Finally, Micronesia appeared on the map of Chinese expansion in the Pacific in 2015.
For example, the Federated States of Micronesia, which are linked to the US by the Compact of Free Association signed in 1986 and extended in 2003 till 2023, are on the receiving end of Beijing investments, sometimes in excess of capital injections from the US. Additionally, part of the Chinese subsidies go into a trust fund established with the aim of supporting the economy of the Federated States of Micronesia following its independence in 2023 (ie, after the funding from the United States dries up).

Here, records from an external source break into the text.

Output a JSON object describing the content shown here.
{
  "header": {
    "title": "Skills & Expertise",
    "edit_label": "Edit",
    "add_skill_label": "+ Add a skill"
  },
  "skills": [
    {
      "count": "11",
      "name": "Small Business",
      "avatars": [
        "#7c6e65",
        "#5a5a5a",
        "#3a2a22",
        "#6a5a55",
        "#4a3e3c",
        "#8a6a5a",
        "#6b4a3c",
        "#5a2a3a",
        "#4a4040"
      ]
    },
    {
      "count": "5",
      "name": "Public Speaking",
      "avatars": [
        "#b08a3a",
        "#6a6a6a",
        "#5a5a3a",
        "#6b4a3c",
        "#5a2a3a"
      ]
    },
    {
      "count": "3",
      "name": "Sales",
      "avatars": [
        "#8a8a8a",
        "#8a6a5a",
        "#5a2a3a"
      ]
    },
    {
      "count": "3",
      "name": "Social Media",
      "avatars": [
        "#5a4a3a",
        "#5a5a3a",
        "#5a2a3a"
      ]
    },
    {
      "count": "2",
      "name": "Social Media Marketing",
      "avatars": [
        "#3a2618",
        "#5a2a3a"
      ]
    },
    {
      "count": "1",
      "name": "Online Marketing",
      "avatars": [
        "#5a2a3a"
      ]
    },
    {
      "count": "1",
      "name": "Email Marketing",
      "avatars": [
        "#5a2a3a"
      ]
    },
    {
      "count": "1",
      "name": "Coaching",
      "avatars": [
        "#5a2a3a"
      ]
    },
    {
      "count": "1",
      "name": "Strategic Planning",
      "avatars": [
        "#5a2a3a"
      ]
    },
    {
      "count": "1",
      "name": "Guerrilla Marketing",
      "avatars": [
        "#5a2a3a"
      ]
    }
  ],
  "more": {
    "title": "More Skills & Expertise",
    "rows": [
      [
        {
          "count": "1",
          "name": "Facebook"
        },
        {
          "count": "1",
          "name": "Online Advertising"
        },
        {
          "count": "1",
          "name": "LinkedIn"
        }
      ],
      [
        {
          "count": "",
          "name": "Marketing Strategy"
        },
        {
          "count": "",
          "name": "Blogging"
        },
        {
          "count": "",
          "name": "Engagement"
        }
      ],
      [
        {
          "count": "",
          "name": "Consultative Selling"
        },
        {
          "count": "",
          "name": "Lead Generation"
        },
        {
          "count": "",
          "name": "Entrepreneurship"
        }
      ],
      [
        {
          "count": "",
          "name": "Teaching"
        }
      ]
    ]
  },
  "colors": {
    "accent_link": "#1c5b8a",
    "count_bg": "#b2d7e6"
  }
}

Palau is the most ‘Americanised’ country in the group in terms of lifestyle, and it is Micronesia’s preferred destination for Chinese tourists. Brochures sometimes refer to it as the ‘America of the Pacific.’ Given that travel to mainland America presents the Chinese with financial and bureaucratic difficulties, Palau is much less of a hassle for them. The volume of tourists from China to Palau makes up about 70 per cent of the total tourist influx. This is of particular note because the budget of the Palau is 85 per cent dependent on tourism. Chinese business success in Palau is connected with the tourist industry. In turn, the Chinese diaspora could soon attain economic as well as political influence on the island. The establishment of the Palau-China United Association in November 2015 to assist new arrivals of Chinese who want to do business in Palau can be regarded as a prerequisite for this. This organisation also promises direct financial assistance to Palau’s educational institutions to ‘promote its development and prosperity.’
Thanks to Washington’s efforts, Guam alone is steadfastly holding the Chinese tourist ‘tsunami’ at bay. The influx of tourists from China accounts for only 1 per cent of Guam’s annual total. However, Beijing is making huge investments via banks in Guam, and this is increasing every year. Moreover, in the past few years, China and Guam have been trying to agree on a visa-free regime but so far without success. Due to the complexity of the situation in the South China Sea, not far from Guam, a troop increase is expected at the American military base on the island. Consequently, while curtailing its funding for other Micronesian territories in its control, Washington is holding steady in its support for Guam in order to prevent the growth of Chinese influence.
As a result, China and the US are doomed to compete in the Asia-Pacific region. Many experts tend to conclude that the world is on the threshold of a new era: a US-China cold war.
Lastly, I would like to point out that the rise of Chinese influence in the regions and spheres formerly controlled by the United States has been so significant in recent years that scientific conferences are being held at universities all over the world on this acute issue. In particular, one such conference will be held at the Institute of Oriental Studies of the Russian Academy of Sciences in late November. The author hopes that the results will demonstrate the full reach of Chinese expansion in the ‘American’ territories.
New Eastern Outlook, November 21. Sophia Pale, PhD, Research Fellow of the Centre for South-East Asia, Australia and Oceania of the Institute of Oriental Studies of the Russian Academy of Sciences, exclusively for the online magazine ‘New Eastern Outlook.’


Source:  The New Age, 24 November 2015